- F. Scott Fitzgerald was born into a Catholic family in St. Paul, Minnesota, on September 24, 1896. Educated in private prep schools and then at Princeton until 1917, when he enlisted in the army because he feared he wouldn’t graduate , he was a middle-class, Midwestern boy who coveted the wonders of the East. When he married Zelda Sayre, a southern, upper-class daughter of a wealthy Alabama Supreme Court judge , Fitzgerald thought he had it all. The couple lived the high life, moving back and forth between Paris, the Riviera, and New York, but after a while Fitzgerald became an old name and his money dwindled....   [tags: F. Scott Fitzgerald]

Research Papers
1354 words (3.9 pages)

Great Gatsby by Scott Fitzgerald Essay

- Great Gatsby by Scott Fitzgerald The 1920s is the decade in American history known as the “roaring twenties.” Scott Fitzgerald’s novel The Great Gatsby is a reflection of life in the 1920s. Booming parties, prominence, fresh fashion trends, and the excess of alcohol are all aspects of life in the “roaring twenties.”      The booming parties in Scott Fitzgerald’s The Great Gatsby reflect life in America during the 1920s. Gatsby displays his prominent fortune by throwing grand parties. From next door, Nick Carraway witnesses the scene of Gatsby’s fabulous summer parties: There was music from my neighbor’s house through the summer nights....   [tags: Great Gatsby Scott Fitzgerald Essays]

Research Papers
1114 words (3.2 pages)

Related Searches

Later in life, after Zelda became mentally ill, Fitzgerald clearly illustrated his unconditional love for his wife by compromising his artistic integrity in order to write short stories to support her medical expenses. Aside from Zelda, two major American literary figures played a substantial role in Fitzgerald’s life, and his personal decline as well. On an extended trip to Europe, and at the pinnacle of his fame, Fitzgerald met and became acquainted with a then obscure fellow expatriate named Ernest Hemmingway. Throughout the course of their friendship, Hemmingway would become Fitzgerald’s harshest critic, and in the eyes of Fitzgerald, his, &quot;artistic conscience&quot;(Meyers 263). The second major American literary figure who influenced Fitzgerald’s life was Edgar Allen Poe. Fitzgerald’s intrigue with both the tragic and romantic elements of Poe’s life, as well as the many similarities these two men shared, may have very well facilitated his plunge into the unforgiving abysses of alcoholism and depression.
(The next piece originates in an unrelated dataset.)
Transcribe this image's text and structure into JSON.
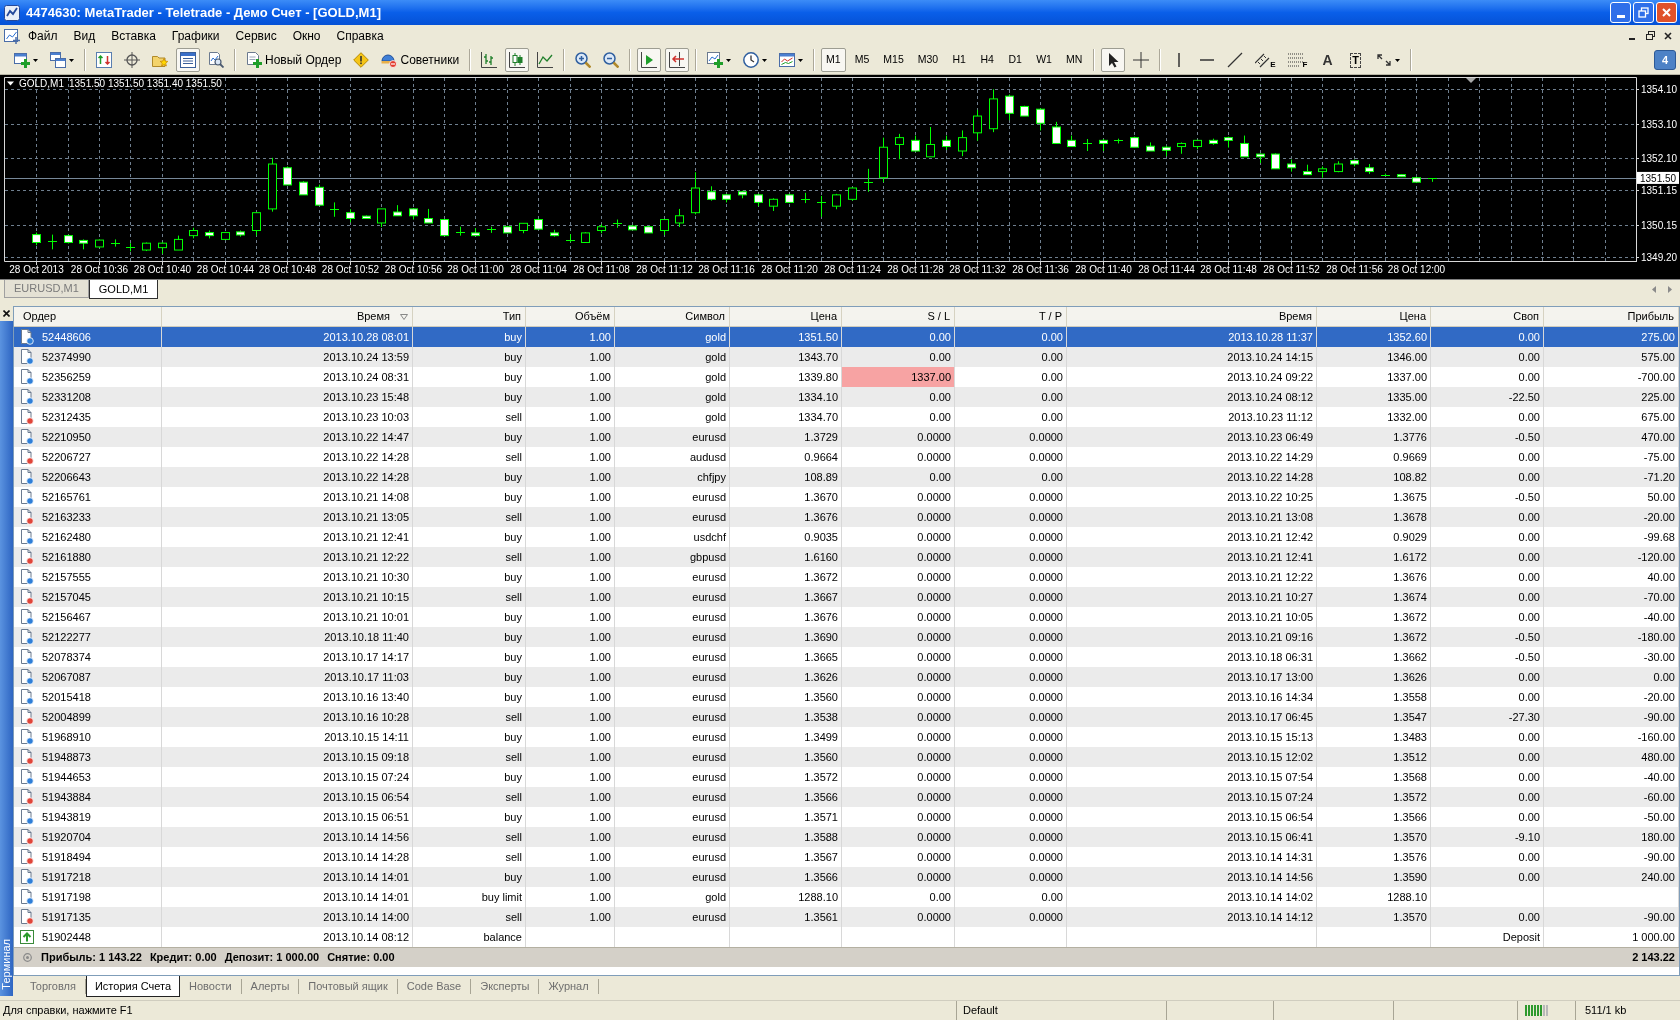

Jeffrey Meyers’ biography Scott Fitzgerald provides a complete and seemingly unbiased account of the life of one of the most complex men in American literary history. Whereas previous biographies tended to over-exaggerate either the romantic or tragic elements of Fitzgerald’s life, Scott Fitzgerald does not in any way attempt to emphasize these aspects. Rather, this biography offers a strait-forward interpretation of both the life and works of Fitzgerald. It illustrates the importance of his relationships with Zelda Sayre and Ernest Hemmingway; the mentally and physically destructive influence of his alcoholism; and the parallels between his life and his writings. Through these facets, and many others, Meyers provides insight into Fitzgerald’s life, without forcing his own opinion of the subject upon the reader. Personally, I found Scott Fitzgerald to be both insightful and interesting. Compared to other Fitzgerald biographies that I have read, Meyers’ biography was clearly the least biased and the most strait-forward. In terms of literary style, I found this biography very pleasing to read. Meyers’ deftly wove primary quotes, his own prose, and excerpts of Fitzgerald’s writing into a coherent and thought provoking portrayal of a very complex man. To all fans of F. Scott Fitzgerald, I recommend this biography strongly, but to those who don’t know the difference between Scott and Ella Fitzgerald, I recommend this biography with reservation.
Return to 123HelpMe.com